The Imperative of Peace and National Reconciliation in Ethiopia

December 1st, 1998

Statement, December 1, 1998

The TPLF-led government in Ethiopia has made it a habit to dismiss out of hand the deafening calls by responsible citizens and numerous organizations for peaceful dialog on national reconciliation. It would rather engage in a tiresome charade by claiming, with a straight face, that there are no political prisoners in Ethiopia—only those who violated the country’s “laws,” that it governs on the basis of a freely-given electoral mandate, and that the opposition operating outside the country endures a self-imposed exile. And yet, citizens whose only crime is a defiant attempt to exercise rights enshrined in the regime’s own “constitution” continue to be subjected to imprisonment, to the street justice of assassination squads, and to politically-motivated evictions from their ancestral but still nationalized plots of land. The regime sadly continues to be emboldened by the uncritical support, not to mention the patronizing labels, it has received from some foreign governments as an expression of the latter’s geopolitical interests, rather than as an endorsement of TPLF’s domestic political and socioeconomic policies. Just as incredible is the frantic effort of this government to misrepresent the time-honored patriotism of the Ethiopian people in their firm response to the reckless violation of the country’s sovereignty by its ally, the EPLF. The Ethiopian people are, however, savvy enough to recognize the bitter fruits of so many bankrupt policies pursued by a paranoid regime.

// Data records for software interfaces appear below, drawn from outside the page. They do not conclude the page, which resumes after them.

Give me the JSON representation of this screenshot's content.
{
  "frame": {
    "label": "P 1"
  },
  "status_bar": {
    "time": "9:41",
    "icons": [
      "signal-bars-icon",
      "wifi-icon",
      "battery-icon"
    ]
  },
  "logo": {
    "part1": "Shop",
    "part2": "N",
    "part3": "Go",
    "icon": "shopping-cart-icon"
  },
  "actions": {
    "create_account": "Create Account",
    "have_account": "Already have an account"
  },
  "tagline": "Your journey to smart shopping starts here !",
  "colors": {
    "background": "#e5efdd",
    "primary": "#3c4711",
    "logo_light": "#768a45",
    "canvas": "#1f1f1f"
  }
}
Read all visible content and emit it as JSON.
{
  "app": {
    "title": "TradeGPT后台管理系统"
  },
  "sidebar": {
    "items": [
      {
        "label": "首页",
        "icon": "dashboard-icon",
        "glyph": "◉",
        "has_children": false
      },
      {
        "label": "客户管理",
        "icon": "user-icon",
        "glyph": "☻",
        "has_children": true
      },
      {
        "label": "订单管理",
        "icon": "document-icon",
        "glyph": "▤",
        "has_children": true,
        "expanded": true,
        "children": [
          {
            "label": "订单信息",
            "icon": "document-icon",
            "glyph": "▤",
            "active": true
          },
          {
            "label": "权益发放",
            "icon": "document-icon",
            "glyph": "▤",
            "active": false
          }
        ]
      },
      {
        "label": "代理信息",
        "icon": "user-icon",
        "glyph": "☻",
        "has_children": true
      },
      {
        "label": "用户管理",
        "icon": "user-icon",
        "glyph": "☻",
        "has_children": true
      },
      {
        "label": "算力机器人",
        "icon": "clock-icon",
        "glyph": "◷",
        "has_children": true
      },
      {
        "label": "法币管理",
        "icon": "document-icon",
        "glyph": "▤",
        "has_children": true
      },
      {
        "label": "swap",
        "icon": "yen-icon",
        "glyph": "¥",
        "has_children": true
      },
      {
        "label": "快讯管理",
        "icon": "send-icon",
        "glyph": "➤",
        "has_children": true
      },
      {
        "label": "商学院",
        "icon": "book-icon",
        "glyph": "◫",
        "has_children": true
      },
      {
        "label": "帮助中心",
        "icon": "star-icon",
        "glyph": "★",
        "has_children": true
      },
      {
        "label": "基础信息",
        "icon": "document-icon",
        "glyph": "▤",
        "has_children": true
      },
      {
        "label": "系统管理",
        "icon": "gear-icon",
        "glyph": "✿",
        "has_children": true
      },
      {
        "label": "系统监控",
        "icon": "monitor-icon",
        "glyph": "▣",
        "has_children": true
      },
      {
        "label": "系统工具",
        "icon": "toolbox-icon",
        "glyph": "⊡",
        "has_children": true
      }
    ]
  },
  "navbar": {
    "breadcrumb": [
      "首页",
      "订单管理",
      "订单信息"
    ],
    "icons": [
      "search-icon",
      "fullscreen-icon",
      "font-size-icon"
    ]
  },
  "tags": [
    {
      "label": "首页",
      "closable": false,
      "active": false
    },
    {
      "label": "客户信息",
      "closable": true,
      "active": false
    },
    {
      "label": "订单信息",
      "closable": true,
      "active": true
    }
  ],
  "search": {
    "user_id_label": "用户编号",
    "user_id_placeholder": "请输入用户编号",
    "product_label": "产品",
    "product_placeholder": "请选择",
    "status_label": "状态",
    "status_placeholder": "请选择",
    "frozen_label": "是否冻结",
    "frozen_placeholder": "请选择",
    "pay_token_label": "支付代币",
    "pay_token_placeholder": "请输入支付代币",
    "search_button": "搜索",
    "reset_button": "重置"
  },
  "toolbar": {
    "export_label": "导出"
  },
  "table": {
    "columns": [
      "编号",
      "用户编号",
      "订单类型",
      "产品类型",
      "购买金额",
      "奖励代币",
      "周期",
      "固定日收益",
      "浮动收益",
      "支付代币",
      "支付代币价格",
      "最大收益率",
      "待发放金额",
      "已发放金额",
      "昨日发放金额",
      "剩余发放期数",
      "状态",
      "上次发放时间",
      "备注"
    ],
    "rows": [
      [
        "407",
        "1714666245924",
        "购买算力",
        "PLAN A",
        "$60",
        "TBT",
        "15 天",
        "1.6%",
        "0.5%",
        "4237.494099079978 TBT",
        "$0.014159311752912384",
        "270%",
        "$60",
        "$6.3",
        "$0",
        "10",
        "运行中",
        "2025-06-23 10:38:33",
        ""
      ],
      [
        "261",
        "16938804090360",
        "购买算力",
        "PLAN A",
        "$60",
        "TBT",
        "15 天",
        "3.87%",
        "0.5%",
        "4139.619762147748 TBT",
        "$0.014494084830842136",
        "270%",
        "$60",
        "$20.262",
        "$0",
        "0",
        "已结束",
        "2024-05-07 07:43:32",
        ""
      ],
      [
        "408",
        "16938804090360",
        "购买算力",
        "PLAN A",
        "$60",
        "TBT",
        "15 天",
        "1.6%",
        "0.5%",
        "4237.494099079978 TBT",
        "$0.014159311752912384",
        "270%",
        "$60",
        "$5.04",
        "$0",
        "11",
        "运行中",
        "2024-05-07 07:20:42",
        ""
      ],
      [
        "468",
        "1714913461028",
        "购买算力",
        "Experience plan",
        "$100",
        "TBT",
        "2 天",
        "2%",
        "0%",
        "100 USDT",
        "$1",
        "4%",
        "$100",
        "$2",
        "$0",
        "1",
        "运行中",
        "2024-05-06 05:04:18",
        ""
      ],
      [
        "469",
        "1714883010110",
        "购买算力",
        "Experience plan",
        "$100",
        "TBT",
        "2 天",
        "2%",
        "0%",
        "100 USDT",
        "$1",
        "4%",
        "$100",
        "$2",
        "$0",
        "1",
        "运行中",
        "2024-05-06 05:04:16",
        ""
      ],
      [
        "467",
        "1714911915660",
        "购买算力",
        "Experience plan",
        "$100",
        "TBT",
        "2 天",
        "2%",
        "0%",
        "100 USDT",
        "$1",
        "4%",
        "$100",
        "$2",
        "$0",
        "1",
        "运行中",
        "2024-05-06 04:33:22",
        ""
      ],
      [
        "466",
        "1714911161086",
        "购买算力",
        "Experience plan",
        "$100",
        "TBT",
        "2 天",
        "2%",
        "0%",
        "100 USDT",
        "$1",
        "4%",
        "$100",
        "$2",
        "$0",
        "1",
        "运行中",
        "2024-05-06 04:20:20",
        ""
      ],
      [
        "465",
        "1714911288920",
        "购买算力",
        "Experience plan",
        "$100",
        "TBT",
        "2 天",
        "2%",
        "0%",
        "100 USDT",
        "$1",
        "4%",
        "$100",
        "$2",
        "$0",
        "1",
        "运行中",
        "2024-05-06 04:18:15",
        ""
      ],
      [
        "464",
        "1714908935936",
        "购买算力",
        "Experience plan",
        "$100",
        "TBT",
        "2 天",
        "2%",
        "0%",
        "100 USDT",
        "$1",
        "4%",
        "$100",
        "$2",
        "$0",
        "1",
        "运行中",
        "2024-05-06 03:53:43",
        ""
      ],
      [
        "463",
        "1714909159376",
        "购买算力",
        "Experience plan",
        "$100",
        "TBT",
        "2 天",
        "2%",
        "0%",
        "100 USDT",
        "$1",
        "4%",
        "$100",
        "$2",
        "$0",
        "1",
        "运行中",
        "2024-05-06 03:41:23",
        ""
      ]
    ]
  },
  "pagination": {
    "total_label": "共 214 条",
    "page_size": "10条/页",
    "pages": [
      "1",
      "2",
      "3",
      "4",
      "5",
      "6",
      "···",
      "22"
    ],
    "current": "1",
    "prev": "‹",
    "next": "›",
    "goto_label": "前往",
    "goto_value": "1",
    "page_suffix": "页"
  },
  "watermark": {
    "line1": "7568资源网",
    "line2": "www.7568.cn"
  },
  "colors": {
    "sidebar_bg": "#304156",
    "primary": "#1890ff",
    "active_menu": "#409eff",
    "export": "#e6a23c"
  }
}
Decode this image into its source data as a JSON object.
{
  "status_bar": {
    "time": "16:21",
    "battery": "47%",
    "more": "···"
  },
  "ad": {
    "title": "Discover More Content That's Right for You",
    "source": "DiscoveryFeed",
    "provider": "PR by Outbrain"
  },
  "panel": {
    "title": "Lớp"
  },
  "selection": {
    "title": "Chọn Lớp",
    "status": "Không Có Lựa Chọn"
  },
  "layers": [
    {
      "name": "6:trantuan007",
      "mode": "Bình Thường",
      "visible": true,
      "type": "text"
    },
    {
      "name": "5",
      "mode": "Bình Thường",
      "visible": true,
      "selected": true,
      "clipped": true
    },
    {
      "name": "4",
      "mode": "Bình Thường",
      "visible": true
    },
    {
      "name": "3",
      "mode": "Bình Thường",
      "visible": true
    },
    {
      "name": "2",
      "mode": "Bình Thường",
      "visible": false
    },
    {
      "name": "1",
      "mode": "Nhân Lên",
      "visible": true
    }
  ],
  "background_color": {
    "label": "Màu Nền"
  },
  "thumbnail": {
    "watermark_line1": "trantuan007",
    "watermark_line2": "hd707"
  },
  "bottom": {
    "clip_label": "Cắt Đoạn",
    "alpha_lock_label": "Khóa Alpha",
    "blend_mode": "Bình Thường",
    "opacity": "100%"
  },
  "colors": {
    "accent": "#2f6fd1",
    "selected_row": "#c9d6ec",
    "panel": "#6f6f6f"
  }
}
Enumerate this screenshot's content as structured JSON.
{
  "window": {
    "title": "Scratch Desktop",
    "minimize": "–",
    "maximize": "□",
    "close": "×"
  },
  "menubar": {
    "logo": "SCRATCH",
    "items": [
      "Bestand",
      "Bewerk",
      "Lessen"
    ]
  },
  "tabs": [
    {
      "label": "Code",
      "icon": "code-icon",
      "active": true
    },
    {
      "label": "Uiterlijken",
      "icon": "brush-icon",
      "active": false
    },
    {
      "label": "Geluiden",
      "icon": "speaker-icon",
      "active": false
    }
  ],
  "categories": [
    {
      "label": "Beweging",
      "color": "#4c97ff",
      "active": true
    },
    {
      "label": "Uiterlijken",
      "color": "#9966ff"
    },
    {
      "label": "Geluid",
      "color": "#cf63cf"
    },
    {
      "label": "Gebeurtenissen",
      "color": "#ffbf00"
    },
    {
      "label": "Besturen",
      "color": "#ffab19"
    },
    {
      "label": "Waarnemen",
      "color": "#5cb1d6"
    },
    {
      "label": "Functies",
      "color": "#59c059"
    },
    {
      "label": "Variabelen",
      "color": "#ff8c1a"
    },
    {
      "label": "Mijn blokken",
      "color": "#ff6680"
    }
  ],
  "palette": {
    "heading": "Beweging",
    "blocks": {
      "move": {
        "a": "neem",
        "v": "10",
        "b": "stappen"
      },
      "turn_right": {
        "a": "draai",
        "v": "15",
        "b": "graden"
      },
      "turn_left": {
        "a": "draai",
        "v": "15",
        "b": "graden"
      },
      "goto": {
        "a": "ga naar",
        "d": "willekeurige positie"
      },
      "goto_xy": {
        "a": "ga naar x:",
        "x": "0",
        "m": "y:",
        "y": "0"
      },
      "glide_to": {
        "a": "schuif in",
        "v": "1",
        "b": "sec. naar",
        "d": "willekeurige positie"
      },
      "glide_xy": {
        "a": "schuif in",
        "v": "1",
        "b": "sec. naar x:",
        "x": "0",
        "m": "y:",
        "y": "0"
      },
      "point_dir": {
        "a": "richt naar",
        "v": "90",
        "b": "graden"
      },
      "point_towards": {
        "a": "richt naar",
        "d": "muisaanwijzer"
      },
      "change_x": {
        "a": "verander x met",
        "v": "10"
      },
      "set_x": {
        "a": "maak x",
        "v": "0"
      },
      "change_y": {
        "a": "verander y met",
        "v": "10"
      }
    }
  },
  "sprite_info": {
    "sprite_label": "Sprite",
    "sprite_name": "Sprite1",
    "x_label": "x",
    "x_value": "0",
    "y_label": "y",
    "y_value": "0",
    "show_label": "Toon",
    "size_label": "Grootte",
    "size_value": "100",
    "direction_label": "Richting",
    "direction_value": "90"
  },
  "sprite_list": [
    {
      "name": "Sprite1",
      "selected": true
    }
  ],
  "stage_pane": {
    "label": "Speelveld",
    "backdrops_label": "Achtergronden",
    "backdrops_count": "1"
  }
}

The misguided policies the TPLF has been peddling are legendary, including unmitigated attacks on the Ethiopian identity, unprecedented economic giveaways to the EPLF regime in Asmera, mean spirited fanning of ethnic differences, a policy of blatant favoritism toward its home province to the exclusion of the rest, and contemptuous dismantlement or politicization of national institutions which served as symbols of Ethiopian unity and independence. Instead of learning from its mistakes, the regime regrettably wallows in the dangerous delusion of forging a ‘loyal opposition’ through naked intimidation and infantile propaganda.

The Ethiopian Democratic Action League believes that the patience and wisdom of the Ethiopian people will eventually prevail. In the interest of limiting the damage inflicted on our war-weary and impoverished people, we once again appeal to reason and experience. We specifically demand that the following measures be taken immediately in order to put the country on the path of reconciliation:

1. All prisoners of conscience, including thousands of leaders and members of political parties, and religious, civic and professional organizations, must be released. And all harassments, persecutions and assassinations of members of the opposition and persons with opposing views must stop;

2. The government must make public the still classified security and economic accords with the renegade rulers of Eritrea, including all outstanding obligations of the EPLF regime to Ethiopia. More to the point, it should submit for public scrutiny the comprehensive settlement it intends to achieve with EPLF addressing such issues as debt repayment, return of Ethiopian assets, access to the sea, treatment of each other’s citizens, and demarcation of borders; and

3. The right of all political parties, and religious, civic and professional organizations to exercise their functions without any impediment anywhere within the territory of Ethiopia must be respected. This includes the establishment of a non-adversarial framework in which all independent organizations and individuals can participate freely. It has now become conventional wisdom that no self-respecting dictatorship misses the opportunity to disguise this fact by orchestrating elections, done primarily to please foreign donors. The Ethiopian people, having been compelled to go through several such futile exercises of phantom democracy, are hardly impressed by the new promises for the year 2000.

In the interest of speeding up the transition to constitutional rule by a freely elected government, we must also ask the TPLF government:

1. to suspend the operative power and relevant legislations concerning several contentious clauses in its constitution, including the so-called right to secession;

2. to refrain from using its ethnic militia to enforce its political dictat extra-constitutionally, and to return in full value the substantial government assets transferred to party-controlled entities as war booty or through insider privatization; and

3. to restore the positions and pensions of civil servants and teachers fired from their jobs on account of their presumed ethnic identity or political views in an unprecedented violation of one of the best civil service governance procedures in Africa.

These measures will pave the way for tackling more fundamental issues including constitutional reform, creation of an inclusive national defense force, redefinition of an acceptable federal structure, and implementation of aggressive anti-poverty programs.

These are the most urgent demands being voiced by a wide cross-section of the Ethiopian public. We believe that lasting peace and development cannot be achieved in our country unless these conditions are realized in good faith. Seven years of misrule is long enough for TPLF to realize that it would not succeed in imposing its alien and myopic vision on a people whose history is filled with victories against seemingly invincible tyranny. The sooner it closes the enormous gulf of credibility with the electorate, the earlier will the day arrive when Ethiopians at home and abroad join hands jubilantly to reclaim their country and make her whole again.

Ethiopian Democratic Action League